Researchers within the Canadian Consortium on Neurodegeneration in Aging Launch First Indigenous-Specific Dementia Health Promotion Materials in Canada

On March 27, 2017, a team of researchers within the Canadian Consortium on Neurodegeneration in Aging (CCNA) disseminated the first Indigenous-specific health promotion materials available in Canada on their website, www.I-CAARE.ca.   According to the team’s principal investigator, Dr. Kristen Jacklin:   “Our previous research demonstrated a significant need for dementia health promotion materials tailored specifically for Indigenous families. There was widespread agreement that mainstream materials were ineffective. The process of developing these began in 2014 and involved significant collaborations nationally and locally. Our partnerships with agencies both locally and nationally were central to the success of this project.”   Read the full article…

Understanding Dementia: the Importance of Physical Health and Social Circumstances

“Researchers and clinicians must embrace the complexity of dementia to gain a clearer understanding of the whole person and the risks they are confronted with. This approach will have a direct impact on the quality of life and quality of care received by people living with dementia.” Dr. Melissa Andrew   Dr. Melissa Andrew’s research philosophy and clinical practice aligns with a growing conversation about the need to develop holistic treatments for dementia, and at the early stages of the disease. Treatments that take into account not just each individual’s physical condition, but also their environment and life circumstances.   Read the full article…

New Ways to investigate Dementia made possible through Engineered Human Cerebral Blood Vessels

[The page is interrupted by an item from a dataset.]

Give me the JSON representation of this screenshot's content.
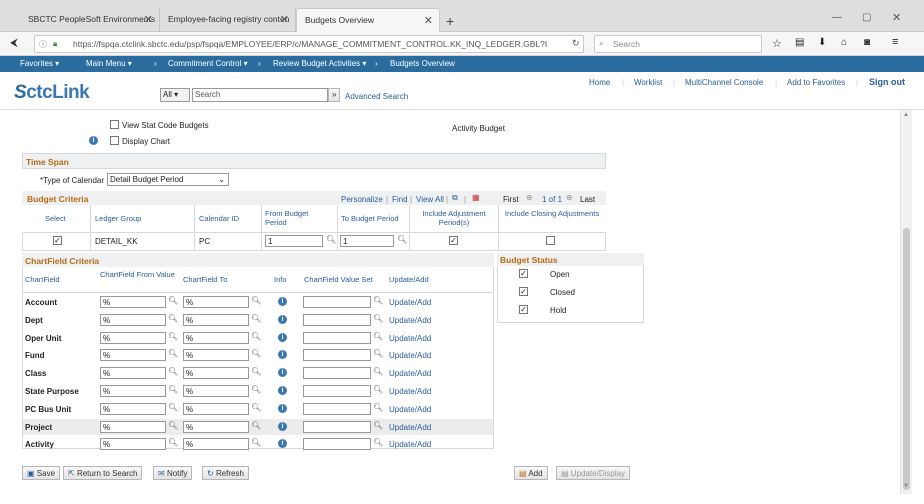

“While the role of the brain’s blood vessels is increasingly recognized in dementia research, models that capture the normal functioning that occurs in human brains are lacking. In an effort to fill this gap, my lab bioengineered a human vascular model. Scientists will be able to use it to answer basic to translational research questions, and develop new drugs.” Dr. Cheryl Wellington   With each heartbeat, one quarter of the body’s blood supply flows to the brain.   This process – known as cerebral blood flow – delivers oxygen, simple sugars, and nutrients to the brain’s neurons. In turn, the Read the full article…

Preventative treatment for dementia tested in ground-breaking triple intervention: SYNERGIC Trial

“Our SYNERGIC Trial will support preventative treatment for dementia by showing how cognition can be improved through combining exercise with cognitive training. This will help to lay out future clinical guidelines for physicians whose patients are at risk of developing dementia. Our findings not only have the potential to improve the quality of life of older Canadians, but with each 1-year delay of progression to dementia, the Canadian health care system can save billions of dollars.” Dr. Manuel Montero Odasso  Evidence from clinical trials and studies shows a strong link between cognitive decline and mobility impairments. So much so, in Read the full article…

Dr. Alan Evans’ Research makes Discover Magazine’s “Top 100 Science Stories of 2016”

Dr. Alan Evans – who co-directs the Imaging, Database, and Information Technology platform of the Canadian Consortium on Neurodegeneration in Aging (CCNA) – has led a team in generating one of the top 100 stories of 2016, as featured in Discover magazine.   Discover magazine covers the latest news, theories, and developments in the world of science. Each year, they select the top 100 science stories worldwide, and this year they have featured Evans’ work on techniques developed to analyze data sets that are either so large or complex that traditional data processing applications are inadequate to deal with them. Read the full article…